Also, wear long sleeves, a hat, and closed-toe shoes when you go outside, especially in wooded areas. Ticks like to climb tall grasses and bushes, so if you’re hiking in a wooded area with tall grasses or bushes, be extra careful of your surroundings when walking through them.
Tips for Protecting Yourself from Ticks
1. Spray insect repellent on your exposed skin and clothing when traveling in areas where ticks are known to live. Permethrin is recommended because it kills ticks but is also toxic to animals. A good alternative is Picaridin. It is eco-friendly as well as safe for people and animals. Some studies have shown that a combination of thyme and citronella oil to be effective.
2. Check yourself for ticks frequently throughout the day when spending time outdoors—especially after being in grassy areas or walking through brushy woods or tall grasses where they like to hide out waiting for their next meal!
3. Avoid walking through tall grasses and other areas where ticks may hide if possible. If you have to walk through these areas, wear protective clothing and check immediately after leaving the area.
4. Carry a lint roller to grab pesky ticks you find on clothing. The roller will pick up the tick and trap it on the sticky sheet.

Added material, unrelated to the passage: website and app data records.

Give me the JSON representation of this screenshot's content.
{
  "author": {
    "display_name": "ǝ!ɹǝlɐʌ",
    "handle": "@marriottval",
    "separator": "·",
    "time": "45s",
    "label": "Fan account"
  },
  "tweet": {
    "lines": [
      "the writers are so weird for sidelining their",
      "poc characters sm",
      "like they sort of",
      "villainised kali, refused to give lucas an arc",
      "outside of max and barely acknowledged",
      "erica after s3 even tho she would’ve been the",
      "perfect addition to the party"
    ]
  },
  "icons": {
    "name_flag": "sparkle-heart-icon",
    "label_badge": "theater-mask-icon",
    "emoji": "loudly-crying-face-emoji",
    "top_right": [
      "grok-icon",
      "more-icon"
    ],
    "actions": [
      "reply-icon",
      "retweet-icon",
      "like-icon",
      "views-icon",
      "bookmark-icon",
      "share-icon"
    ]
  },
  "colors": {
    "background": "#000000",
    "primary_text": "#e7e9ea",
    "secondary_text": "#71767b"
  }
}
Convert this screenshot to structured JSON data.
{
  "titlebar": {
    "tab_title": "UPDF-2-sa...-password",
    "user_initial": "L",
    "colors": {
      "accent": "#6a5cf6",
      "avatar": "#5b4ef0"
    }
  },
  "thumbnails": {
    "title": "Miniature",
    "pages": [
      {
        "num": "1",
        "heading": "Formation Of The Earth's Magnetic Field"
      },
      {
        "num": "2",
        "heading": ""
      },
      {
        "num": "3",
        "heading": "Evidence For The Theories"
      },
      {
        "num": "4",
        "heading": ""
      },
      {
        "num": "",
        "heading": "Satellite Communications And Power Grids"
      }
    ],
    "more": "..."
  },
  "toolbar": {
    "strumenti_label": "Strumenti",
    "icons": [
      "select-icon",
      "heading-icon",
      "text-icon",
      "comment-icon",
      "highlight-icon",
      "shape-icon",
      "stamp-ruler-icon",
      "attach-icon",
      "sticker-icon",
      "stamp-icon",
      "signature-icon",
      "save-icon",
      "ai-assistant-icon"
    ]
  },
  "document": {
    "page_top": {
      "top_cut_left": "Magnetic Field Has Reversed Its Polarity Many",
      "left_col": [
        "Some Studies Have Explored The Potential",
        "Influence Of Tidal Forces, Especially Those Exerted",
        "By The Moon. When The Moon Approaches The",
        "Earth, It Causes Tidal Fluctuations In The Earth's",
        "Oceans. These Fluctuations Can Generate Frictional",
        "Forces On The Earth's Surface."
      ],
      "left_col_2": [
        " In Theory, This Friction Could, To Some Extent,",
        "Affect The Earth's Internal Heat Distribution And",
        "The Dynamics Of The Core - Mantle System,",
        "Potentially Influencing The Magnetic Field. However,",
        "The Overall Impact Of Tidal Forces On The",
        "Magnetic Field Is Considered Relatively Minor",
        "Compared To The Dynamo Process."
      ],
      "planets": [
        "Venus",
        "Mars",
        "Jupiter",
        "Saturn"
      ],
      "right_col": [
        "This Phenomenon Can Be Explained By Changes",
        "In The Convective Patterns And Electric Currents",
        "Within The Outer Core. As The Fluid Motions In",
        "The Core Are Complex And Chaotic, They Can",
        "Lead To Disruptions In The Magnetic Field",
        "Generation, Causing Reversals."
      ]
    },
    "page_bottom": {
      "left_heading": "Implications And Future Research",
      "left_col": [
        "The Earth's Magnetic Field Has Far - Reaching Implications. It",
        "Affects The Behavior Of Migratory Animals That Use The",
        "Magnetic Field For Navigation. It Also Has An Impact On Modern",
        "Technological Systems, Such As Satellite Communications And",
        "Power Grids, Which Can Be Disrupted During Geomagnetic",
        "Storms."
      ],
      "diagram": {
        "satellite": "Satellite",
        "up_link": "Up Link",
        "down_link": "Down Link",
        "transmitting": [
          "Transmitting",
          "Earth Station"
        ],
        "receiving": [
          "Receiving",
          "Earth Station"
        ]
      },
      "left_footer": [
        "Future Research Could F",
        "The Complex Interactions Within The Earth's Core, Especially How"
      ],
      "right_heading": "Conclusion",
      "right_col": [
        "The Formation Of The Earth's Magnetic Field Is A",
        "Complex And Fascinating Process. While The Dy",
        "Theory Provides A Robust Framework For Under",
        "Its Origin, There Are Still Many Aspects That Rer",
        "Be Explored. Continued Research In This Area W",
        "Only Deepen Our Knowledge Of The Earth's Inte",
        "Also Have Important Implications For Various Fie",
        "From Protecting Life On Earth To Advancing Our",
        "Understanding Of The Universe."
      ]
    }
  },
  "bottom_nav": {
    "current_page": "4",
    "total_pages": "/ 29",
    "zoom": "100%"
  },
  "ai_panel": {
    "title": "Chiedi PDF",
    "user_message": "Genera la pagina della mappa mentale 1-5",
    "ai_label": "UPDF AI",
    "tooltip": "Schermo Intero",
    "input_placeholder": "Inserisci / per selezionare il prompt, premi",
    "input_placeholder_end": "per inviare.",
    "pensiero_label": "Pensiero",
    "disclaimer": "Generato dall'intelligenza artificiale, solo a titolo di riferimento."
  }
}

Then you can just tear off the sheet, roll it up, and throw it away. This tip is from the Farmer’s Almanac.
5. Wear light-colored clothing so that you can spot any ticks easily. If you’re going to be outdoors for several days at a time and plan on doing some serious hiking, consider wearing light-colored long pants rather than shorts.
It is also worth noting that some studies have shown that dark-colored clothing attracts fewer ticks, but they will be harder to spot. This is a divided issue.
6. Shower right after coming indoors from an outing in a tick-infested area. Any that have made their way onto your clothes can be removed quickly before they make it onto your skin. Also, make sure to check your car for ticks that may have fallen off your hiking equipment.
How to Remove a Tick
If you’re concerned about ticks, it’s best to take precautions. Ticks are most active during the warmer months, so check your clothing and skin for any signs of ticks after spending time outdoors. If you find one attached or crawling on your skin, use tweezers to grab the tick as close to the skin as possible. Do not squeeze the tick, as this may cause it to regurgitate into your skin and increase your risk of infection. The CDC has more information and a tutorial on how to remove ticks.
Where to Look for Ticks on the Body
Ticks typically crawl to the host’s head, neck, and ears. They usually insert themselves into hair follicles or beneath loose skin in these areas.
Ticks can also find a home behind your knees, around your waist, and in your armpits. If you wear long pants and tuck them into socks when you’re outside (which is an excellent idea), ticks will be less likely to find their way onto your legs than if exposed.
The key to being safe from ticks in the great outdoors is to keep an eye out for them, avoid those areas where they are known to be, and wear clothing that makes it harder for them to get ahold—taking some precautions and staying vigilant while outside can minimize the risk of injury and illness.